He absolutely loves meeting people at conferences. Come say "Hi" anytime. Ask him about books, share a puzzle, or join in his after-conference plans for the evening!
If you miss him at the conference, you might occasionally find him live-streaming a live-coding session in Scala on Twitch or YouTube as stewSquared. Maybe you can back-seat or pair with him?
Puzzles and Problem Solving with Scala Tooling.
Over the past year or two, I've spent hundreds of hours solving programming puzzles and recording my experiences. Sometimes it's just me against the clock, but other times there's the pressure of a live audience. Reviewing all this footage has made my mistakes painfully obvious. This is a report of my learnings.
More specifically, I'll share my experiences using Scala 3 with Metals Worksheets for problem solving. Worksheets are a neat tool that offer real-time feedback, which can be pretty handy when you're in the middle of a puzzle. I'll explain how this setup allows me to to easily adapt and test my approach in a way that makes my thought process feel more tangible. While this isn't the same as day-to-day software engineering, I'll still share my thoughts on how this applies to everyday productivity.
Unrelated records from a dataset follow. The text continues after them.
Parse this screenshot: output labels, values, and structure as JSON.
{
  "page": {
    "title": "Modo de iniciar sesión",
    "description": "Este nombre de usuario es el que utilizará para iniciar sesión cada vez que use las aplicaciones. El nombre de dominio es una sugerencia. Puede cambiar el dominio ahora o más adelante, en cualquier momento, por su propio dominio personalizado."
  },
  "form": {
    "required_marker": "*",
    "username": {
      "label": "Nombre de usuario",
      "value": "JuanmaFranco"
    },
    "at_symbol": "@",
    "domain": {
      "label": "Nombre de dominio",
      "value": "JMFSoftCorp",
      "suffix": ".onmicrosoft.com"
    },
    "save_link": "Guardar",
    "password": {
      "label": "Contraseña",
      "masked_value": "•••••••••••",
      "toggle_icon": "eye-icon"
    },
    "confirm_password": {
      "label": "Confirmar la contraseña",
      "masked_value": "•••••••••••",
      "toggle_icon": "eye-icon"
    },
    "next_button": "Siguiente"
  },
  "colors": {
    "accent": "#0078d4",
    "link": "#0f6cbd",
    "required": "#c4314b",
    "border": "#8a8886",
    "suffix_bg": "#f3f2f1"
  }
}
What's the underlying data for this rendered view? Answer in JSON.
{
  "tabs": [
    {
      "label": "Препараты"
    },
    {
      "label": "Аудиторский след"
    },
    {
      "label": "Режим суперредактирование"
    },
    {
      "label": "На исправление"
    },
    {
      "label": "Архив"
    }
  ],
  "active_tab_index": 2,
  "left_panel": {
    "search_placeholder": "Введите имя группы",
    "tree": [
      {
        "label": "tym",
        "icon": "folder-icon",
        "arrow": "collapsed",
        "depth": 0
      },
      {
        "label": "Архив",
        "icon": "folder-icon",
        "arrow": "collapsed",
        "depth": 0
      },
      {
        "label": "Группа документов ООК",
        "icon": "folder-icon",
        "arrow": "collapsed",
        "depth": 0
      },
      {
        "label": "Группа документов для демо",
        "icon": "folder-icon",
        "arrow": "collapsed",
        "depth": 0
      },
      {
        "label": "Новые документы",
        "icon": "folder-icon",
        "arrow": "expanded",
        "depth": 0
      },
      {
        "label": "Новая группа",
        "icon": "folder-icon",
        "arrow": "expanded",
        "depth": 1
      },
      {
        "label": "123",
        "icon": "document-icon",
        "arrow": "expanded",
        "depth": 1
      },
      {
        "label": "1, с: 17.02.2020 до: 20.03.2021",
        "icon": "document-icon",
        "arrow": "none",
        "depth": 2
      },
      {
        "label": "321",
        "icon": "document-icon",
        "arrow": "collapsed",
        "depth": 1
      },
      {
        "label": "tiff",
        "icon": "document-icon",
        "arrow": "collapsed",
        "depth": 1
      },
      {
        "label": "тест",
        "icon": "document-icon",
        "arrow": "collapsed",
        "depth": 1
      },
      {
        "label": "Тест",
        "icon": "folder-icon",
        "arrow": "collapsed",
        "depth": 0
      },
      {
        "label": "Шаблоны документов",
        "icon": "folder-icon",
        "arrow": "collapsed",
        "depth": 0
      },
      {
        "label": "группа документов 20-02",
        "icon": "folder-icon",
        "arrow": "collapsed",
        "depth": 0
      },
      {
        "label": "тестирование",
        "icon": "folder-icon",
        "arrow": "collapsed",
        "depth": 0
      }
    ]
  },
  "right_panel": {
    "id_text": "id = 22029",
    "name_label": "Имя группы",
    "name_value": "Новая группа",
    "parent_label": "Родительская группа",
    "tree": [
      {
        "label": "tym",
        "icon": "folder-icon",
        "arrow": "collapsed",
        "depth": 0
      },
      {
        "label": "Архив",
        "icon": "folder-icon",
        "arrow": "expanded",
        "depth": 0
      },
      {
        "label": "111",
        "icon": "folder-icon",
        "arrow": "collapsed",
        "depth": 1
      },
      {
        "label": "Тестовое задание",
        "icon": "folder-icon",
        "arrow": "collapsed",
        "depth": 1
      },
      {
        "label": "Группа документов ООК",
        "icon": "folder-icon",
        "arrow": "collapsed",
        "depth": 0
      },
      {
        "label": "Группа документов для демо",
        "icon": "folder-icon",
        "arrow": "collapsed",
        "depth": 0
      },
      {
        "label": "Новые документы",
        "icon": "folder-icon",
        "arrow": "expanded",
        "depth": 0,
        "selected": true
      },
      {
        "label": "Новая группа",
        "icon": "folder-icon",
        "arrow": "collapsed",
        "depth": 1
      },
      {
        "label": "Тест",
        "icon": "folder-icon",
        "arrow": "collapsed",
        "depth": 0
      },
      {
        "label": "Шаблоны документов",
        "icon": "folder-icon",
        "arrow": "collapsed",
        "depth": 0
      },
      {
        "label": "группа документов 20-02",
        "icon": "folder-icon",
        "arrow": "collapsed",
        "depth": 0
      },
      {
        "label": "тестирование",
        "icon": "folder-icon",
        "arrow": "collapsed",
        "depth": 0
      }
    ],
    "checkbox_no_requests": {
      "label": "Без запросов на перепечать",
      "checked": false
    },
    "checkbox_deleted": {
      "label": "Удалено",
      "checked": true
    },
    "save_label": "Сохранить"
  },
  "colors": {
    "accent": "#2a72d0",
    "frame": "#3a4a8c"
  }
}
As a bit of a bonus, in the months leading up to the conference, I'm going to try out a couple of AI coding assistants, namely GitHub's Copilot X and SourceGraph's Cody. What's the best ways to use these tools? In what areas do you end up merely fighting against them?